He had no idea that the hand of fate was about to tap him on the shoulder. Following a year of extreme pressure and turmoil in 1972, Hugh Mahon, decided to pass the baton. Ed was the chosen recipient. Without any preparation, without experience (save his single year as Director of the Plebes), and without a plan in place; Ed suddenly found himself Director of one of the most famous drum and bugle corps in the world

He accepted the office with two goals in mind; to ensure the survival of the corps, and to do everything within his power to make the corps financially solvent. Both goals involved difficult decisions and a lot of sacrifice. As Ed explains; what was needed wasn't what was wanted by the members of the corps. Many of them departed. The staff was splintered and had to be rebuilt. He asked Ray Cappicille to accept that responsibility. It was on-the-job training, with each day more difficult than the last. Ed, however, proved up to the challenge

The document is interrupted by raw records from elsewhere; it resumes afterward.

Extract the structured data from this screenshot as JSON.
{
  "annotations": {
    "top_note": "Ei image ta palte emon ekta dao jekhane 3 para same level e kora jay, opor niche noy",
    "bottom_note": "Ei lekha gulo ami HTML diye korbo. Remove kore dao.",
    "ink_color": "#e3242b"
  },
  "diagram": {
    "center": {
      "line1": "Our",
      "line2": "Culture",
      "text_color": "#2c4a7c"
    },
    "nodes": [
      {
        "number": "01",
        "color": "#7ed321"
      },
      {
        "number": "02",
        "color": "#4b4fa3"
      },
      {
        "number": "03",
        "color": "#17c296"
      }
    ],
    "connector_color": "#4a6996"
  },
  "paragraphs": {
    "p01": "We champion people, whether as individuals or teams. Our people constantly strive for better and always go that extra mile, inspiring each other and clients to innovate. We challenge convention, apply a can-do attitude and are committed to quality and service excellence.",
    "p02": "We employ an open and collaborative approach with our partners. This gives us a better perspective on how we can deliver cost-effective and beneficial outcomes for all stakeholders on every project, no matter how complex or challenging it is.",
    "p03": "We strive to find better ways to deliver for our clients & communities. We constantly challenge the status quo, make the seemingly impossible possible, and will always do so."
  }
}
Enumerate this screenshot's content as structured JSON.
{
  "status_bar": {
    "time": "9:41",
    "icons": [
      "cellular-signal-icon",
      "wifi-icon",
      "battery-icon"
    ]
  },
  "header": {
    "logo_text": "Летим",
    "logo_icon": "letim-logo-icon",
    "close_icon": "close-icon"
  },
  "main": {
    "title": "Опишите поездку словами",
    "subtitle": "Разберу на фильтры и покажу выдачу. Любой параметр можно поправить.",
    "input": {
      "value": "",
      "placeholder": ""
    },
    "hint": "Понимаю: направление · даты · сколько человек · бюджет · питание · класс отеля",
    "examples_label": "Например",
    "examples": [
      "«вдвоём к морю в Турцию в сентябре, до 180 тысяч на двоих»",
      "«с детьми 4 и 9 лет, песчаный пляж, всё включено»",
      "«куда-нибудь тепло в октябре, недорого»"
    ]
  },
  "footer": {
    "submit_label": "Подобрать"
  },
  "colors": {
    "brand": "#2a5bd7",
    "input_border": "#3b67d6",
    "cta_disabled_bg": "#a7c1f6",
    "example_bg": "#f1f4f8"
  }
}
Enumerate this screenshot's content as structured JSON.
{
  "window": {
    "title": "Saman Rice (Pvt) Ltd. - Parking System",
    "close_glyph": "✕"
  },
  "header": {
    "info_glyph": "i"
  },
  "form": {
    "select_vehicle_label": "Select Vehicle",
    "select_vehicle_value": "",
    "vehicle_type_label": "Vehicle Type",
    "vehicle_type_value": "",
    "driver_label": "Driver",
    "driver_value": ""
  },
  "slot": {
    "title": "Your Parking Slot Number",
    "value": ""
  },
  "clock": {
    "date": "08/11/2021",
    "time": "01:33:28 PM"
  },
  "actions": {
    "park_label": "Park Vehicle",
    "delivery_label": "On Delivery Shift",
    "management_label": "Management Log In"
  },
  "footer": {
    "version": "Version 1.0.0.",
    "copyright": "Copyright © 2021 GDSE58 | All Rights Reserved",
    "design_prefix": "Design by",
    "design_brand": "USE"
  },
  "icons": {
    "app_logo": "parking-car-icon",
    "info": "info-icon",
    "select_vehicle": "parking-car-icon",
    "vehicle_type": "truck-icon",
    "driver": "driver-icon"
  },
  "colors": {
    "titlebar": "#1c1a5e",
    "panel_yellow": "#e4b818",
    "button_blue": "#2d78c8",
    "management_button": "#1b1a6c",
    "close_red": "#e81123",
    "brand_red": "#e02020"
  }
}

All unnecessary expenses were put on hold, including travel and overdue equipment replacement. For the first time in the Cadets' history Ed felt compelled to withdrew the corps from a first contest of the season commitment. Both were extremely unpopular and openly criticized decisions. Ed, however, knew that survival was at stake, and so he accepted the criticism and moved his goals of long-term-survival and fiscal-responsibility forward.

As a founding member of DCI the Cadets were permitted two years out of finals before their membership would be suspended (an early policy no longer in effect). In late 1975 the Cadets, now debt free, placed 11th at the DCI Championships, thereby maintaining member status. Ed had accomplished what he set out to do, but at great personal sacrifice. Like many Director's before him he began to realize that his sacrifices paled in comparison to the sacrifices being made by his family.

Ed and his lovely wife of 50 years, Annette, are the proud parents of three children. The two oldest, Ed Jr. (Horn) and Renee (CG) both marched Cadets. His youngest daughter, Dawn, was too young to march during Ed's tenure. By 1976 all three children needed Ed more as a Father than as a Director, so reluctantly he ended his years of service to he Cadets. Just as it was a difficult decision to accept the position, so too was it just as difficult to depart.

One of the unknowns of Ed's life is that as a young teenager he had hoped to join the Cadets. Unfortunately it was at a time early in 1950 when there were no openings, and no new members were being accepted. How ironic that he later became the Director of the corps he was unable to join.

Heroism takes many forms. Ed's willingness to accept the responsibility and challenge of the position of Director of the Cadets; knowing full well he was unprepared, is the kind of heroism all Cadets understand and respect. In retirement, with his wife, his children, and his five grandchildren (Kevin, Kyle, Tyler, Kiera, and Sydney), this lifelong Garfield resident and parishioner of The Church of The Most Holy Name (Ed has since relocated to a neighboring town) is honored and respected by all those whose lives he touched, and by the corps whose existence he helped to secure.

Text by Dave Shaw